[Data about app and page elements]
Start of Block

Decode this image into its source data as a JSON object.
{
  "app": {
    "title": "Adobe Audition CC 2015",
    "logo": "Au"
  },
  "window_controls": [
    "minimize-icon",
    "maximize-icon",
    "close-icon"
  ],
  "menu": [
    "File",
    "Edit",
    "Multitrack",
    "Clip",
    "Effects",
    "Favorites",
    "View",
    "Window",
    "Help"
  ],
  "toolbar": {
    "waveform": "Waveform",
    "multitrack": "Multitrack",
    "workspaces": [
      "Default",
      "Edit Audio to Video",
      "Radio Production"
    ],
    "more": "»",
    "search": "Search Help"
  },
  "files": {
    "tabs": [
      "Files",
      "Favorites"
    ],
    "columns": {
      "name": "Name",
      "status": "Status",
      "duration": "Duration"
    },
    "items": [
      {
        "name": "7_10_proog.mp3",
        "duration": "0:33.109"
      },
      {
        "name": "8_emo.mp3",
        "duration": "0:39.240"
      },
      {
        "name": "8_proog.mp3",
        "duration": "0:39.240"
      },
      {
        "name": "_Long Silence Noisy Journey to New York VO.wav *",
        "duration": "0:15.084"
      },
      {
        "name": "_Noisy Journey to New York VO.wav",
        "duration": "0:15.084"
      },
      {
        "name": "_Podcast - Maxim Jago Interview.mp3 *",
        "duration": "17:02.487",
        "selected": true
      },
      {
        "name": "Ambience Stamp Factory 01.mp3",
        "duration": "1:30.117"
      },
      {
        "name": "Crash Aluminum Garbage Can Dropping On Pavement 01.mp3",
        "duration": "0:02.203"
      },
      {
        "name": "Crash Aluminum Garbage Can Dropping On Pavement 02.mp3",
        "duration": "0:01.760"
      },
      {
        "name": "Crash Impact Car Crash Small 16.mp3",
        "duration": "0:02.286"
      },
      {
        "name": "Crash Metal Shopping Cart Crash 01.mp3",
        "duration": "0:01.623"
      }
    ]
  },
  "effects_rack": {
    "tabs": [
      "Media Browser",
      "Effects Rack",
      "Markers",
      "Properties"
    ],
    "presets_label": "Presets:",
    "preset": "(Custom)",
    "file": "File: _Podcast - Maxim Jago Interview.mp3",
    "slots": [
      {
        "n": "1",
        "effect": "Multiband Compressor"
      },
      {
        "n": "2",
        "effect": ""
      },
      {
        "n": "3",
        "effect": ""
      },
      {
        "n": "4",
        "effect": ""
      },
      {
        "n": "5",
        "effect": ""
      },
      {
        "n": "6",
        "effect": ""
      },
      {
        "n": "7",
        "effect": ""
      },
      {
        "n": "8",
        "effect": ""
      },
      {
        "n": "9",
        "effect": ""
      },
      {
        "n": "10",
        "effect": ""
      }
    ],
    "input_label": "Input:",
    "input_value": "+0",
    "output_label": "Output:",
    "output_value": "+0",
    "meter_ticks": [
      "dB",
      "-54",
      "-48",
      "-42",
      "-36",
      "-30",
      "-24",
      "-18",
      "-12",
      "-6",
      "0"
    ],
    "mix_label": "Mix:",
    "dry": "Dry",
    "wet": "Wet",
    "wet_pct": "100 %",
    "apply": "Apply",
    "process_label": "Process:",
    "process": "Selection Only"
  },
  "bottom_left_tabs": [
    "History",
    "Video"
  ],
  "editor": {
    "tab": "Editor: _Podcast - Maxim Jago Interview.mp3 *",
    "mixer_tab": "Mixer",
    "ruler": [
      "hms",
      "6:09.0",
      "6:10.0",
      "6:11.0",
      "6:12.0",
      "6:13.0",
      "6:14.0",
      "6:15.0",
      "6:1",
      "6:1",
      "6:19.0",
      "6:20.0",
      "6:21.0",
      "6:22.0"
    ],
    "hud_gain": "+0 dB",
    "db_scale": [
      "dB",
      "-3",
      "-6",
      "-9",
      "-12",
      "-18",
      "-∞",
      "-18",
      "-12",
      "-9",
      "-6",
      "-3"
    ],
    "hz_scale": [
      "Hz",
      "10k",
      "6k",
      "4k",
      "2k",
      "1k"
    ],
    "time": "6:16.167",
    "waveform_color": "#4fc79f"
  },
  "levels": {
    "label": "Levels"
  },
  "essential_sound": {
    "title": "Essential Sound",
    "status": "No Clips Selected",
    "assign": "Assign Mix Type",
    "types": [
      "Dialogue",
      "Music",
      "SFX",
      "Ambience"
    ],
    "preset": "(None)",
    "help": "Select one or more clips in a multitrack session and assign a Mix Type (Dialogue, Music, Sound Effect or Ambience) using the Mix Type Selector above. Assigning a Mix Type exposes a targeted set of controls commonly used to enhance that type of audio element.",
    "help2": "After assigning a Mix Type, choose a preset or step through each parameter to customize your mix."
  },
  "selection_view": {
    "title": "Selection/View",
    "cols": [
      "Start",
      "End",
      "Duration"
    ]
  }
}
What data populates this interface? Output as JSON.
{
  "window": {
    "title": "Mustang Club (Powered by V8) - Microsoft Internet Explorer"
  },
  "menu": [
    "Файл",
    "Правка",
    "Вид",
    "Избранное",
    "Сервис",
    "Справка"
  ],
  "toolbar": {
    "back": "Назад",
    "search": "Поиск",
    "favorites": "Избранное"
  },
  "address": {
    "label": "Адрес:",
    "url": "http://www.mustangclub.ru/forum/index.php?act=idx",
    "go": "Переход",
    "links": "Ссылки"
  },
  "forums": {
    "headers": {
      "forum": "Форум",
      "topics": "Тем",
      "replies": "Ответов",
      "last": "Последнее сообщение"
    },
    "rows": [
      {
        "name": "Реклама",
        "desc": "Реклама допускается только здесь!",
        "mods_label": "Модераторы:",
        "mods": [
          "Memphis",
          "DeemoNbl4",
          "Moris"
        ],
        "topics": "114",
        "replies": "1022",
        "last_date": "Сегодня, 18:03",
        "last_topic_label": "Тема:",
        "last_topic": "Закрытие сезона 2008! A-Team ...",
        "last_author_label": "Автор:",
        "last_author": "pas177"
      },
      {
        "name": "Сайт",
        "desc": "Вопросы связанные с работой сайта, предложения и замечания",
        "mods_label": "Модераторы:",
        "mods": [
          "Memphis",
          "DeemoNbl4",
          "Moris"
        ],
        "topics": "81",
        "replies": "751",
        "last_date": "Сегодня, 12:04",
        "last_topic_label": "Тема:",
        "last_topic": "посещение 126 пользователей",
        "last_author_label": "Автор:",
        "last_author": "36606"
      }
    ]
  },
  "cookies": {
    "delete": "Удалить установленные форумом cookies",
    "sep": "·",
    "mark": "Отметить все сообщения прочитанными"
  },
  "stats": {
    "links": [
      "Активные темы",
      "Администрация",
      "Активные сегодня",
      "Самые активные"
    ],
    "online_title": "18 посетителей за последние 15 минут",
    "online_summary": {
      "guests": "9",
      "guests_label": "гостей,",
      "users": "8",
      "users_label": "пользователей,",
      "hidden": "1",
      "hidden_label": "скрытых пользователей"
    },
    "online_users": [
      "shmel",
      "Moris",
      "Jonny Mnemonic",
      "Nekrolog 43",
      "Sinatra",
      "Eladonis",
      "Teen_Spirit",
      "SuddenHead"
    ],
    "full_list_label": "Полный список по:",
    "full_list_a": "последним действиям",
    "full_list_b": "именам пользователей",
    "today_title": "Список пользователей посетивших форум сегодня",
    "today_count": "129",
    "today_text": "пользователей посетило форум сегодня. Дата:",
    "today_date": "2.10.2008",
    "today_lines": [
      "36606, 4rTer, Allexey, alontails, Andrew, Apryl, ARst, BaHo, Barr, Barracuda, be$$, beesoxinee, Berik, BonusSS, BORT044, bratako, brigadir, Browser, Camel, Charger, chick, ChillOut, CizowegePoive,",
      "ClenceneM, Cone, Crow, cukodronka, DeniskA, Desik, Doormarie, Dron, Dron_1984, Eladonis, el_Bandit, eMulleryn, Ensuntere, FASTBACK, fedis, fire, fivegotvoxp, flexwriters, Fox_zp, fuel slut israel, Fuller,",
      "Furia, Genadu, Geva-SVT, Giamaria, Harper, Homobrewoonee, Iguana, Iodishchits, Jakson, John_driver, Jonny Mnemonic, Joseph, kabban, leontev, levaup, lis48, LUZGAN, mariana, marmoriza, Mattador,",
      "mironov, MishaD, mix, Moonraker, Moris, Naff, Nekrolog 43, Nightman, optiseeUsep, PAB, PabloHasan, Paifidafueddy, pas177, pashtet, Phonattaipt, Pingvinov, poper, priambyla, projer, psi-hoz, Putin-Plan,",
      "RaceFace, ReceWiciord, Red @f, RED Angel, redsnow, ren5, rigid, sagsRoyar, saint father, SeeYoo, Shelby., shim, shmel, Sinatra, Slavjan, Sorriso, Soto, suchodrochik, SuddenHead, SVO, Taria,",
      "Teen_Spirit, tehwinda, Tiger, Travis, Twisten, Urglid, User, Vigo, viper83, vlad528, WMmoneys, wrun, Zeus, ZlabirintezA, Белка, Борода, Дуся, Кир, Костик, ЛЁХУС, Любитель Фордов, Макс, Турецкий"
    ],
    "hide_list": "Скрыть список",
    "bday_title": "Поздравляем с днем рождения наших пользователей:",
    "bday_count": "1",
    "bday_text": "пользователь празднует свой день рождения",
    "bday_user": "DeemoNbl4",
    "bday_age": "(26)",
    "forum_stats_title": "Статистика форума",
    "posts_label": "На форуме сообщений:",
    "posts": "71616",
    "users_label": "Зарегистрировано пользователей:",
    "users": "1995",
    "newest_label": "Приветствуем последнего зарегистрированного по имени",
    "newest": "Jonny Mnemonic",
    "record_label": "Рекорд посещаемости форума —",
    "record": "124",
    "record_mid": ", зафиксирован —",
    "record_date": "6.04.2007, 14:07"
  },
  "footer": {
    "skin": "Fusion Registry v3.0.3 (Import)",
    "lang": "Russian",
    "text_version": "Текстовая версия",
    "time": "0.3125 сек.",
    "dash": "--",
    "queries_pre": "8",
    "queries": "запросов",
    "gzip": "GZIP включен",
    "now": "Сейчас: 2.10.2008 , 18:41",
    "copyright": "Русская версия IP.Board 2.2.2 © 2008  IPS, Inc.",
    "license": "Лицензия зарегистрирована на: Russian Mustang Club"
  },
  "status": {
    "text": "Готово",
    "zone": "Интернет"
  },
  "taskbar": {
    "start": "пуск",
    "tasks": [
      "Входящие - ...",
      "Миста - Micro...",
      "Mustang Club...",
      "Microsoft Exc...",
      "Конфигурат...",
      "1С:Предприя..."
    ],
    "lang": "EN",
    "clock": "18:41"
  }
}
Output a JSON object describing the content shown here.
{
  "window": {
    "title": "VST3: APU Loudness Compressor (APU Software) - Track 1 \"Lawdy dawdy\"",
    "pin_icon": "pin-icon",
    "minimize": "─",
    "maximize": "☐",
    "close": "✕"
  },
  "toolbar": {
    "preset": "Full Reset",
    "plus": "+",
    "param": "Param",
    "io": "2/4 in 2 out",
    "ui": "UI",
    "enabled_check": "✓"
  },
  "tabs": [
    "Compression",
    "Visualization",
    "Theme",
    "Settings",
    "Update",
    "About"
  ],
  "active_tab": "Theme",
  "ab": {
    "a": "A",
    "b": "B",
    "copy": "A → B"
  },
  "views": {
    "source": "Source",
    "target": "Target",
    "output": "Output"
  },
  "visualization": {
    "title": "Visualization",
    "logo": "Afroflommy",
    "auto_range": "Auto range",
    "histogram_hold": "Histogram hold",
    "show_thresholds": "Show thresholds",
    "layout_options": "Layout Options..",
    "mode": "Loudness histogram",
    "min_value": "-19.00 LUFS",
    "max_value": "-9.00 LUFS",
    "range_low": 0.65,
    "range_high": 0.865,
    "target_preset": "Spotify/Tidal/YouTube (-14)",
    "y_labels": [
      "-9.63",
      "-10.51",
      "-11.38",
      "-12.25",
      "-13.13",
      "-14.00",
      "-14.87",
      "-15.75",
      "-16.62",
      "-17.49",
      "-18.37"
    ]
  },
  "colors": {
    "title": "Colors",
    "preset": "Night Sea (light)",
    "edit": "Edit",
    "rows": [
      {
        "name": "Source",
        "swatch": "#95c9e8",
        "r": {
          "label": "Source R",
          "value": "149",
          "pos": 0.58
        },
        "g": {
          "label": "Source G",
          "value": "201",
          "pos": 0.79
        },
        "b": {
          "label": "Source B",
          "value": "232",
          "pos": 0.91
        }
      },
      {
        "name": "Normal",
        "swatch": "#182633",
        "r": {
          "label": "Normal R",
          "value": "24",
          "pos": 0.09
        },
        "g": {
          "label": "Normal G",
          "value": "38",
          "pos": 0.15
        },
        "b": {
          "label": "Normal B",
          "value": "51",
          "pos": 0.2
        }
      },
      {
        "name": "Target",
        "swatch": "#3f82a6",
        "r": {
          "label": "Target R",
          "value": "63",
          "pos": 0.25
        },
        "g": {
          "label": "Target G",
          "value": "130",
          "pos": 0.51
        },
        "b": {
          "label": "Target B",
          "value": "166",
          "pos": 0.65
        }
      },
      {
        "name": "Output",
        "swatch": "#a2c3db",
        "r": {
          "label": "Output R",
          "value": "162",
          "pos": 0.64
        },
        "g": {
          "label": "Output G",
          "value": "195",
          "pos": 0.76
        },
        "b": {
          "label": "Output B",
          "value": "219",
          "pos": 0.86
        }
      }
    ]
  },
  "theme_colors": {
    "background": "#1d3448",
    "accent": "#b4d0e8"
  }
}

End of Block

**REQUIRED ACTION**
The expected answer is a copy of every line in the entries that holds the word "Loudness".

**PROBLEM SOLUTION**
    "title": "VST3: APU Loudness Compressor (APU Software) - Track 1 \"Lawdy dawdy\"",
    "mode": "Loudness histogram",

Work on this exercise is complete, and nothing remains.